These scenarios are summarized in the following table, where N is the total number of observations, G is the number of groups, V is the average number of distinct outcomes within groups, and the data are assumed to be in arbitrary order.

Memory Scenario Distributions Statistics Example
N Small dataset Yes General Arbitrary stats on MovieLens
V*G Small distributions Yes General Median rating by movie for Netflix
G Small # groups No Combinable Mean rating by movie for Netflix
V Small # outcomes No No Mean movie popularity by user for Netflix
1 Large # both No No Mean video popularity for YouTube

As we’ll see in the next lecture, the set of computable statistics improves substantially for pre-grouped input data, where all observations for a given group appear sequentially. As a result we’ll shift our attention to MapReduce, a system designed to efficiently solve the group-by problem for large-scale data.


  • The course GitHub page has code to download the MovieLens dataset and R scripts for the user eccentricity analysis, as well as code for simple streaming analysis of the Netflix data.
  • Here are a few R tutorials and shell tutorials if you’re new to these tools.
  • Linux and Mac OS X users should have pre-installed GNU tools including sed, awk, grep, cut, and uniq. Windows users can download Cygwin or MinGW to install these tools.
  • See these notes on streaming variance algorithms for an glimpse at some more interesting combinable statistics.

Lecture 1: Case Studies in Computational Social Science

This week’s lecture provided a high-level introduction to computational social science, an emerging field at the intersection of social science, statistics, and computer science that aims to use large-scale, individual-level data on who people are (demographics), what they do (behavioral & temporal data), and who they know (networks) to further our understanding of human behavior. In contrast to traditional approaches to social science (e.g., surveys, aggregate data analysis, and lab experiments), the large-scale nature of these data present unique computational and methodological challenges that will be discussed throughout the course.

We discussed a basic research loop, with three broad but important steps:

  1. Formulate the question.
  2. Find/collect data.
  3. Address methodological challenges.

While it may be tempting to think of this as a simple, linear process, in practice we often find ourselves iterating through the loop several times to address various complications that arise. For instance, we may need to refine the motivating question given methodological challenges or limitations of the available data, or develop novel methods to deal with computational issues.

We then discussed several different questions from a variety of domains:

  • Marketing: The long tail of consumption.
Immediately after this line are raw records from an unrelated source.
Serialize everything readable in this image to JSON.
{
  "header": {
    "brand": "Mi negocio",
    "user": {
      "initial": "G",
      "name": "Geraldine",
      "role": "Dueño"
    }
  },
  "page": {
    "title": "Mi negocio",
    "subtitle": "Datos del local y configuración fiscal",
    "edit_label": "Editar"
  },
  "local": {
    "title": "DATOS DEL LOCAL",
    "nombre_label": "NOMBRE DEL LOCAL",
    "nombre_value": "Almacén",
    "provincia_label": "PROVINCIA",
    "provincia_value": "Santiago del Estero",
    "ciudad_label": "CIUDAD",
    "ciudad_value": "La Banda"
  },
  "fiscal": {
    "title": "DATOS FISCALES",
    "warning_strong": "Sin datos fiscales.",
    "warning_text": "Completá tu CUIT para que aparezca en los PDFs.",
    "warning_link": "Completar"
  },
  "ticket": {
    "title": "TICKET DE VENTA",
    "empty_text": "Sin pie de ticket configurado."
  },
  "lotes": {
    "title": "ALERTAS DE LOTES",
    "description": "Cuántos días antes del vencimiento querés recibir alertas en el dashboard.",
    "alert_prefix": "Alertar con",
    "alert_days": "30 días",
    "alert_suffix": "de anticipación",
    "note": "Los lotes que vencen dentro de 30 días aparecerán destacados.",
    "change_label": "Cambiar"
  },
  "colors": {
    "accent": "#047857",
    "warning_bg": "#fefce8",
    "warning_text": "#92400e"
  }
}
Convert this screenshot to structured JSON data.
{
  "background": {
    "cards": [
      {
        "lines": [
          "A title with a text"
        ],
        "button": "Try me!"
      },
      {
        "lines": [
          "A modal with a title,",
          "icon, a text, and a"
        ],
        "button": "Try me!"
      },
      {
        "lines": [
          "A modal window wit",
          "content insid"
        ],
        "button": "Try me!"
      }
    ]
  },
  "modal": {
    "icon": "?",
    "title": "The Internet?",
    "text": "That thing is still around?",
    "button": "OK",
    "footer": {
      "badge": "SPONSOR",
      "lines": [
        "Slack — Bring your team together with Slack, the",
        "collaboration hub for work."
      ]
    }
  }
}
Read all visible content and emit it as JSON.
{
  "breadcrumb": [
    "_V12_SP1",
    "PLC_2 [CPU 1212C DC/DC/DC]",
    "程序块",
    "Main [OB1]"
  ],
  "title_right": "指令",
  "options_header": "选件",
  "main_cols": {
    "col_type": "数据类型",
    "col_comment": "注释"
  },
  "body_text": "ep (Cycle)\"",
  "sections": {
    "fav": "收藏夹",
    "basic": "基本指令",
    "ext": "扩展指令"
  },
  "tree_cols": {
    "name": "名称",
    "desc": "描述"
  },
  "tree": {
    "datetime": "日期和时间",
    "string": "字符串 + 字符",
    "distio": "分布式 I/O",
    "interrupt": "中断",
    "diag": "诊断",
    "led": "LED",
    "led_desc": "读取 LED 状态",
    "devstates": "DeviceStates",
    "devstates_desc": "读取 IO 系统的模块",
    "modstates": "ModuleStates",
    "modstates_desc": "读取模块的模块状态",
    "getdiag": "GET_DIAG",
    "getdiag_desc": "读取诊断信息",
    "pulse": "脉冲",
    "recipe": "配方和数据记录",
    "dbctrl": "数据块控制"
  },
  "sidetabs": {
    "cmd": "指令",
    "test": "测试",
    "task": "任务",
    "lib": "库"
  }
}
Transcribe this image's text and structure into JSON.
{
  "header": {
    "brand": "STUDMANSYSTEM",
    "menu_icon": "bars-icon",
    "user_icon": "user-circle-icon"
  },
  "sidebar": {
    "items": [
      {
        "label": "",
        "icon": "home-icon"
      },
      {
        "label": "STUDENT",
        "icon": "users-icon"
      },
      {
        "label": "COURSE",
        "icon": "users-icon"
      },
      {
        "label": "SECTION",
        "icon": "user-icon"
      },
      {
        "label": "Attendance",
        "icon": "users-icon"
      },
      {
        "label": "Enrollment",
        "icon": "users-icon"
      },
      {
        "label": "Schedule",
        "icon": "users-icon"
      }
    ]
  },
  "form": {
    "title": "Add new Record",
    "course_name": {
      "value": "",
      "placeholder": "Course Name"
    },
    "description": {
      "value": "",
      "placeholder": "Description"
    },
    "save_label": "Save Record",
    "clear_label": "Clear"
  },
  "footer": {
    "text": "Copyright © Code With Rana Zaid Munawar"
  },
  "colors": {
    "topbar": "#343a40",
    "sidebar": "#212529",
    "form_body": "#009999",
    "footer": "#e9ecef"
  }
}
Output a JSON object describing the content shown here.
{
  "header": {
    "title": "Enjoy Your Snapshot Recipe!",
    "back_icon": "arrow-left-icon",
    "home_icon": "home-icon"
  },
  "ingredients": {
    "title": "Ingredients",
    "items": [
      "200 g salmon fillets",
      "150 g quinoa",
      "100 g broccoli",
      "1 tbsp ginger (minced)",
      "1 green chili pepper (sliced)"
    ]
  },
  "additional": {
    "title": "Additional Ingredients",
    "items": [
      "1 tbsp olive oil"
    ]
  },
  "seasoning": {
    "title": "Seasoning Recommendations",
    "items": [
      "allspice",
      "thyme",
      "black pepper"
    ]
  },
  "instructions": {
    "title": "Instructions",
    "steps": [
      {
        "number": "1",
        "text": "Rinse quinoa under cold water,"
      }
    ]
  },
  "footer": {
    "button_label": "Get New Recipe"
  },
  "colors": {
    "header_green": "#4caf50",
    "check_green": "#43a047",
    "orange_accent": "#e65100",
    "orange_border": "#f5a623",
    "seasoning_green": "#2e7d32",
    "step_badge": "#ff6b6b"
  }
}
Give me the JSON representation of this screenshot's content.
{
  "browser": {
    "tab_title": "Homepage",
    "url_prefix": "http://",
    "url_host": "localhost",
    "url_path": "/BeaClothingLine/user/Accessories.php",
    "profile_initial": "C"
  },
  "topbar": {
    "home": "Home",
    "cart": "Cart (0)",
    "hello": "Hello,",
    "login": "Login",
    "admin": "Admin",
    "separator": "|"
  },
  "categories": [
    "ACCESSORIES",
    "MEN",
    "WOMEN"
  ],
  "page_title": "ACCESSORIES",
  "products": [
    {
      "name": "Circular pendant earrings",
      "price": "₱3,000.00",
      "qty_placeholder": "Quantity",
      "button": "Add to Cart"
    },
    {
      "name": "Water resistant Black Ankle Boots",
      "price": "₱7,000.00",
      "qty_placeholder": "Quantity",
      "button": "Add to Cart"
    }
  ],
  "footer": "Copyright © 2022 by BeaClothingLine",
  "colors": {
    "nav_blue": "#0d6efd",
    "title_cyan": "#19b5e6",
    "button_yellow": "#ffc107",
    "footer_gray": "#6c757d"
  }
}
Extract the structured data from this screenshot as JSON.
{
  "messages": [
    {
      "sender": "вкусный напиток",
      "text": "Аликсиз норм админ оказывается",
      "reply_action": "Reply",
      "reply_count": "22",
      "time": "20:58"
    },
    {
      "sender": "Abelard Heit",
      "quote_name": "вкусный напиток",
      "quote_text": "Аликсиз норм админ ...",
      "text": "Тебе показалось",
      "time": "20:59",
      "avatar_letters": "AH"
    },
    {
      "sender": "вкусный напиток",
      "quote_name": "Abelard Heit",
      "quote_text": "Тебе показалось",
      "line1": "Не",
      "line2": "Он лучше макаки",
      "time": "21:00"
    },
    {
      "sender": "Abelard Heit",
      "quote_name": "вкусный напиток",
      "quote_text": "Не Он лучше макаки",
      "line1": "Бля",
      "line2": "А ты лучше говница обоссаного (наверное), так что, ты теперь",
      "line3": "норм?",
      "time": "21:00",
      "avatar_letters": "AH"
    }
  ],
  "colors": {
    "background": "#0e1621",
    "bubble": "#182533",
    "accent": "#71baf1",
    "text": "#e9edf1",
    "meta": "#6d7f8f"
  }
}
What is the impact of inventory size on customer satisfication? How does interest in niche content vary across individuals?

  • Political science: The convention bounce. Do people actually switch which candidate they support? Are there overall population-level shifts in candidate support?

  • Demography: The digital divide. Does Internet access/usage affect health, education, and employment outcomes? How do Internet usage patterns vary across subpopulations?

  • Economics: Auction design. How do you optimally set auction parameters (e.g., reserve prices, “buy it now”, etc.)?

  • Communication theory: Information diffusion. How do ideas and products spread through society? What is the empirical structure of diffusion cascades?

The technical details of investigating these questions will be the subject of subsequent lectures, but curious readers can find more information in the following papers.